Hmmmm- "Hall-Effect Sensor IC Bandwidth ?  Today, the usable bandwi
dth of most linear Hall ICs is ? 20 kHz. Signal voltage changes lit
tle up to this frequency. However, noticeable phase shift becomes distinct
at somewhat lower frequencies. Some variation is apparent amongst different
ICs and vendors, but the rolloff is quite steep beyond ? 20 kHz. A
lthough the cutoff frequency for the ?3 dB rolloff of all linear HE
Ds is inconsistent, 20 kHz to 25 kHz is a valid approximation."

http://www.allegromicro.com/en/Design-Center/Technical-Documents/Hall-Effec
t-Sensor-IC-Publications/Non-Intrusive-Hall-Effect-Current-Sensing-Techniqu
es-for-Power-Electronics.aspx

On Friday, 4 November 2016 16:18:33 UTC, Harald Noack  wrote:
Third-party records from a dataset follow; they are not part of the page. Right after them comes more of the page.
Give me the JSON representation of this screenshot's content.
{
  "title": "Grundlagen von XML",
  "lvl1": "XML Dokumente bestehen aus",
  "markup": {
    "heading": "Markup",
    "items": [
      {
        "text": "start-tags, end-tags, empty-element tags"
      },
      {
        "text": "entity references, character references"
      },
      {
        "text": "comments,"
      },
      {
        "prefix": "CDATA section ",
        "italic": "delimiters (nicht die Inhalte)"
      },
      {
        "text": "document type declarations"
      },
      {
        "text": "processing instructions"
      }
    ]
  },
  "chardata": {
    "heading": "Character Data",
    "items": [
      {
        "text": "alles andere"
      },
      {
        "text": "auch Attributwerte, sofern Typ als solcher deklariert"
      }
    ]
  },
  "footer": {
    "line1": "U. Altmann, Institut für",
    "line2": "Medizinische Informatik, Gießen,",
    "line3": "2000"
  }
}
The classic approach to adding hysteresis is to divide the output with 2 Rs & feed that to +in. It's fairly obvious one can adjust the divider with 1 or more FETs. This is fairly trivial, you don't say what the issue is.